My daughter is just months away from becoming a teenager. She is counting down the days to 13 and chomping at the bit for freedom and independence. While I give her as much as I can, I still have rules and expectations for my (still) 12 year old. Some days, that makes her not a particularly big fan of mine. Not. At. All.
Recently, my husband and I were reviewing what had been a rockier evening than most in our house, and I started to second-guess a few of our parenting decisions.
Then I stopped. I remembered what football coach Lou Holtz often says in his motivational speeches: Know Your Mandate.
When I thought about whether what I had done as a mom matched my mandate, I felt okay about my actions and decisions. Actually, I felt more than okay. I felt downright confident that I was doing the right thing.

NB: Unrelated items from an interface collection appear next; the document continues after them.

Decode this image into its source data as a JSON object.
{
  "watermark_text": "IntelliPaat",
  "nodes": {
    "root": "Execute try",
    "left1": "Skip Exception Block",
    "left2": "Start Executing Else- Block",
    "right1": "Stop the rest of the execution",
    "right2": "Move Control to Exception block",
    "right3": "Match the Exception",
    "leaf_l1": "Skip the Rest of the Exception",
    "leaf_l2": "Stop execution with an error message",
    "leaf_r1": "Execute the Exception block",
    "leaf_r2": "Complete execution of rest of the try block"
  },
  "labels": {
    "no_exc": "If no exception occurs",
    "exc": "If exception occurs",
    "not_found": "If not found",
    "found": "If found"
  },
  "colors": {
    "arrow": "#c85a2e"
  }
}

Here’s what I believe my mandate is as a parent:
– Keep my child safe;
– Do what I can to keep my child healthy;
– Display love and affection for the child;
– Make sure the child is educated; and

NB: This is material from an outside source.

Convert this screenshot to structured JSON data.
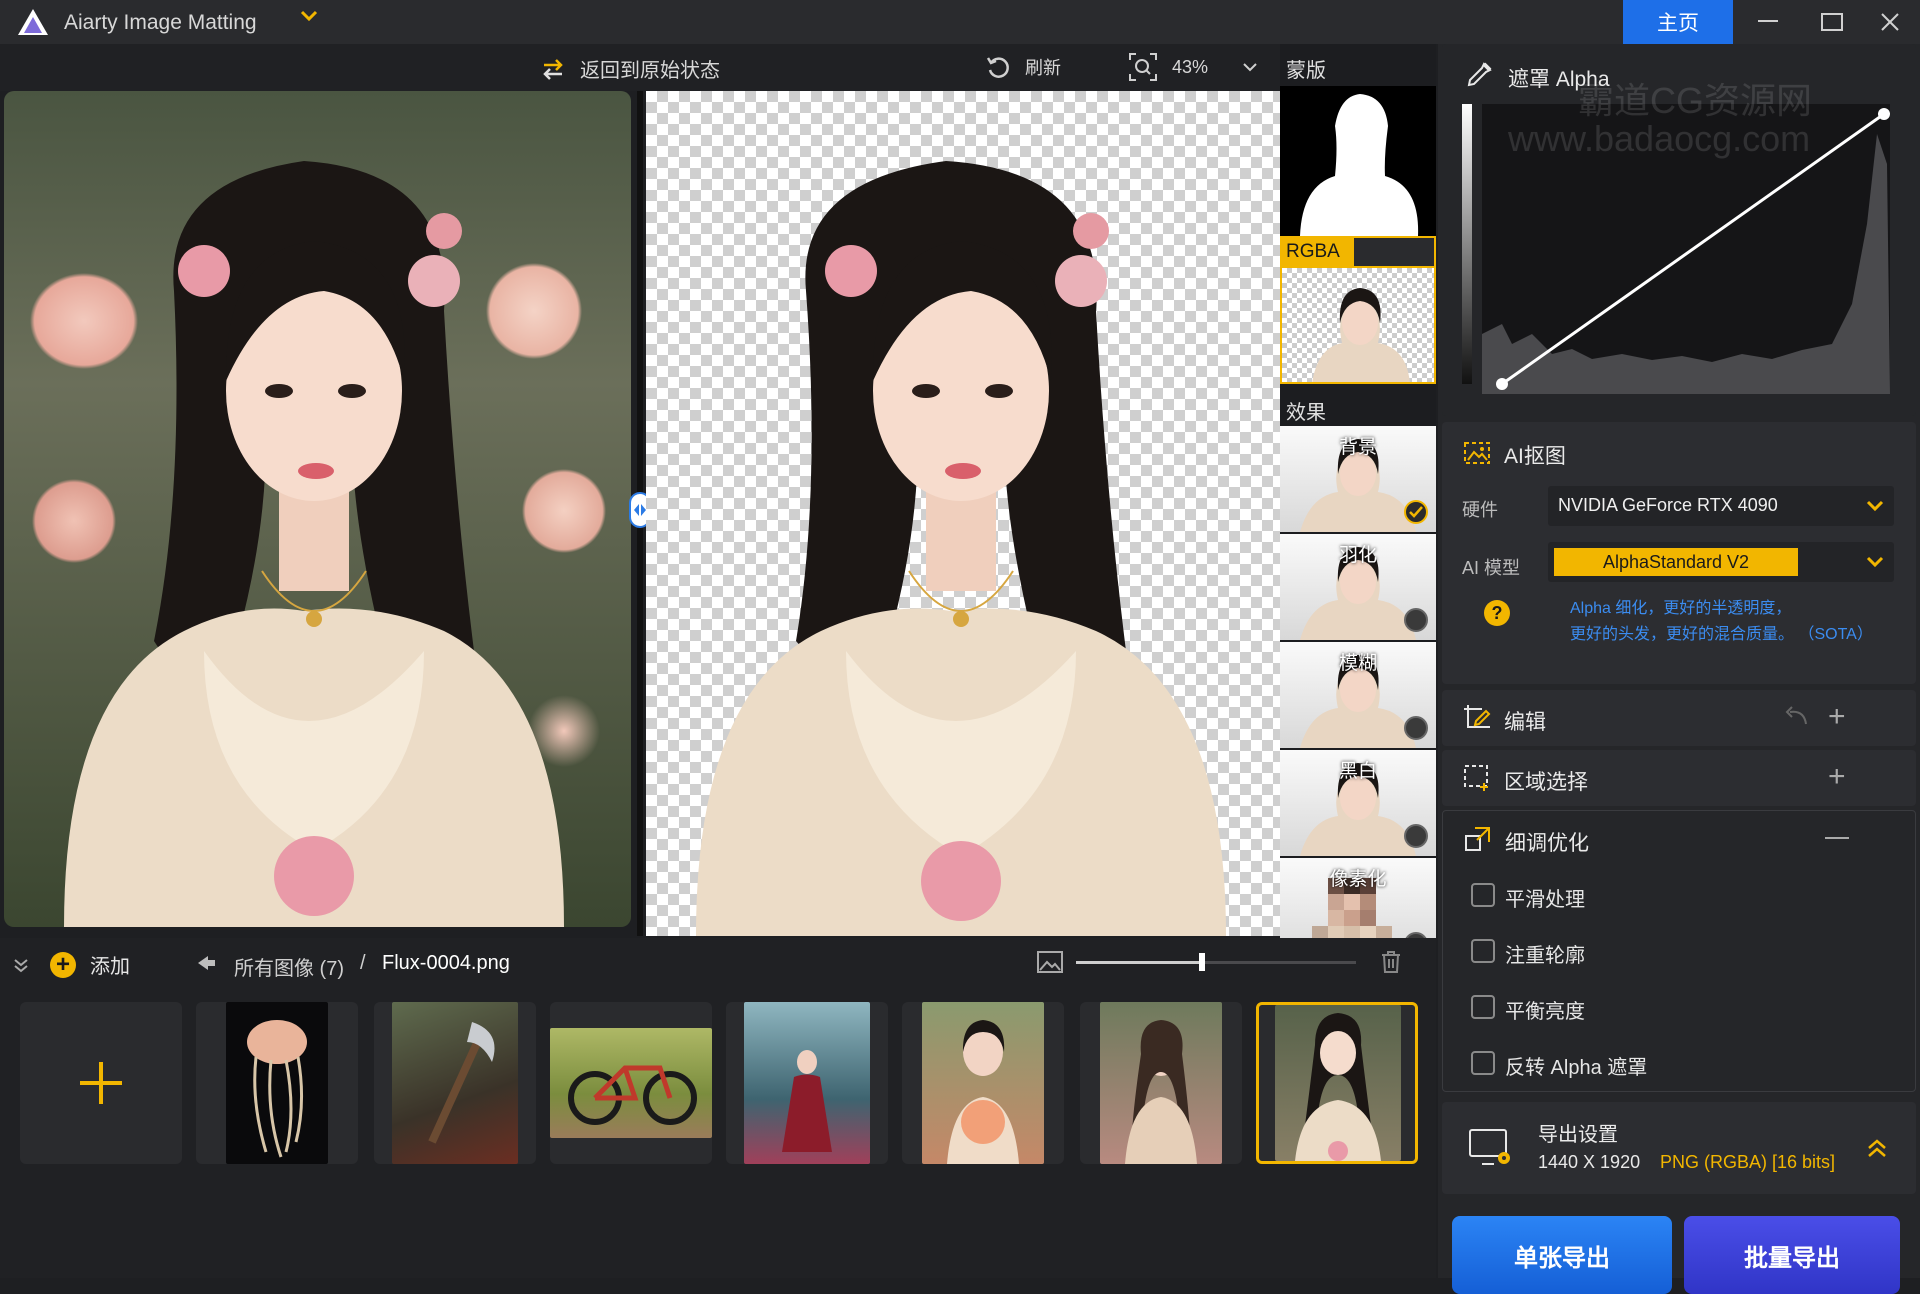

– Teach the child to be respectful and responsible.
I also know what my mandate does not include:
– I am not my child’s friend;
– I am not my child’s sole entertainment committee; and
– I am not responsible for my child’s happiness.
I feel pretty confident in saying that all of those fall under the umbrella of parenthood. I’m sure there are more, and everyone may see their mandate somewhat differently, but in the hierarchy of needs, these are at the top for me. And that means that there will be some rough nights, and some awkward or difficult, but hugely important, ongoing conversations.
Many of those responsibilities in my mandate overlap, as making safe and responsible decisions often first requires education and information. Knowledge is power. That is true of so many circumstances, including knowing exactly why kids and alcohol don’t mix.
I’m very grateful that Ask, Listen, Learn provides both the facts that I need to arm my child and the tips for parents on how to have these important discussions with my child. My hope is that the combination will empower her to make good choices.
As she totters on the edge of the teen years, she’s making more of her own choices. When I’m dropping her off, I’m known to say as she exits the car, “Make good choices.” For that to happen, I need to provide her with the facts and figures to do so, as well as make sure she’s very clear on where I stand. That means starting to talk early, and talking often, about the dangers of underage drinking. It means covering various scenarios and ensuring that she understands the why behind my belief that kids and alcohol don’t mix.
Lou Holtz may not have meant to give parenting advice, but his recommendation is solid in all circumstances, even those involving upset tweens and teens. Knowing what your mandate is, and what your ultimate goals are, make it easier to stay the course. Not easy, but easier.